Saved entries

· · · · ·

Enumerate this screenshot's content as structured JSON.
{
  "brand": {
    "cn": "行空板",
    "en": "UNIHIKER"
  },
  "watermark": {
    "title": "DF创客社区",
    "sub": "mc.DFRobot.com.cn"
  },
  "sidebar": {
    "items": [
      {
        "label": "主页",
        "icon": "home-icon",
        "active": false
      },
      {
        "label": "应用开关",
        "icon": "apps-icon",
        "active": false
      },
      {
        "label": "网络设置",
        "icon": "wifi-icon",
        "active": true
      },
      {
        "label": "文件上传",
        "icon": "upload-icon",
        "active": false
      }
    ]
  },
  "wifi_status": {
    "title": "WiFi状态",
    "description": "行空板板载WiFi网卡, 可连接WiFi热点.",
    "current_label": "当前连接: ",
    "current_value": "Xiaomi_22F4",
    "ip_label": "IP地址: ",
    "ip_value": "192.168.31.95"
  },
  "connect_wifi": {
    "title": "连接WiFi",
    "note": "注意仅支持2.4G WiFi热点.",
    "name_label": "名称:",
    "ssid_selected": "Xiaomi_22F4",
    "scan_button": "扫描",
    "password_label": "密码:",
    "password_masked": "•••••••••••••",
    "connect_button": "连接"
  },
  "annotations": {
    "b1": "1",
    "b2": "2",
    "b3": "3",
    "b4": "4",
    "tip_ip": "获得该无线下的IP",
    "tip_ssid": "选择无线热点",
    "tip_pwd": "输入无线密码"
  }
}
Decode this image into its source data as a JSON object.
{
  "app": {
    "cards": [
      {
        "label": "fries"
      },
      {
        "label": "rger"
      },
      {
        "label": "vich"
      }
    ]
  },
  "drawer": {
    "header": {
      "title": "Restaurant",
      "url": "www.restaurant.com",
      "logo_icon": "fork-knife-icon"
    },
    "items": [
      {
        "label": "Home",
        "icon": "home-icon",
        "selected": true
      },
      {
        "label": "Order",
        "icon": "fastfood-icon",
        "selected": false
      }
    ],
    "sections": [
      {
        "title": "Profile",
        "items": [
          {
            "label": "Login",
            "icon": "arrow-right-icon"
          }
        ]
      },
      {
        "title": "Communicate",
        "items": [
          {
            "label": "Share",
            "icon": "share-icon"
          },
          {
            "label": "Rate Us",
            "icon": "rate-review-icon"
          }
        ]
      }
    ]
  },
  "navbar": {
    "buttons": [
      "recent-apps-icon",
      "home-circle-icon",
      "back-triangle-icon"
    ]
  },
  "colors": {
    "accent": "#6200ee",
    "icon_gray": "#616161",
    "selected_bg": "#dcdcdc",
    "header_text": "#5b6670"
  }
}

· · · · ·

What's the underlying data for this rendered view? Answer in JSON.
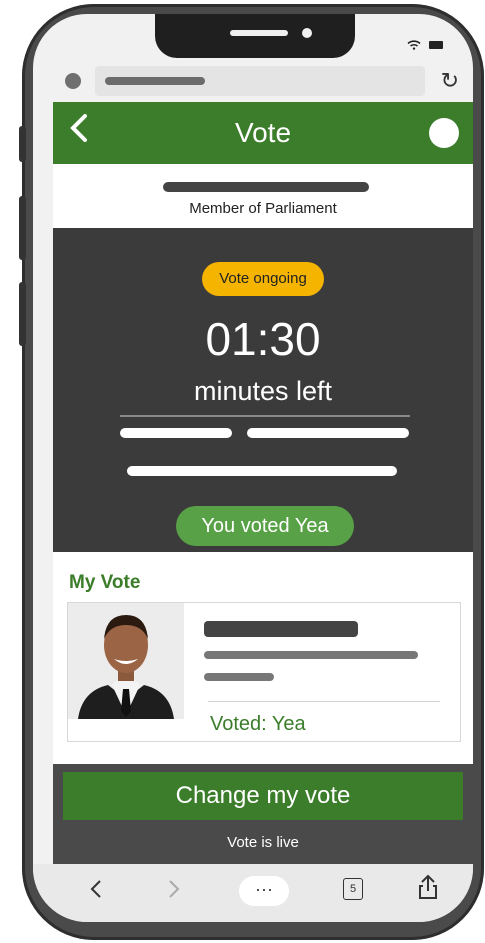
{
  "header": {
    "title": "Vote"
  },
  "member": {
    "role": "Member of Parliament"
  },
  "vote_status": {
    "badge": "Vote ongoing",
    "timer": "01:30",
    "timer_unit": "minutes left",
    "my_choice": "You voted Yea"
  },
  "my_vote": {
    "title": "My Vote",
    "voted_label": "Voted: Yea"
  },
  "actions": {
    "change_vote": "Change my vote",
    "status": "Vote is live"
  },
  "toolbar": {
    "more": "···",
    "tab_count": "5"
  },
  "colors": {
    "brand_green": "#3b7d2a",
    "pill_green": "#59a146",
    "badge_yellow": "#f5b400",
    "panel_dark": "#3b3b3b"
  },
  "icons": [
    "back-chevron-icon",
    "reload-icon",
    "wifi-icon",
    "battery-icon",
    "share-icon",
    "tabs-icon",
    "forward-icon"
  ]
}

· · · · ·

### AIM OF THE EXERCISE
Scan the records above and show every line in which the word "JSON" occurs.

### ANSWER
Enumerate this screenshot's content as structured JSON.
Decode this image into its source data as a JSON object.
What's the underlying data for this rendered view? Answer in JSON.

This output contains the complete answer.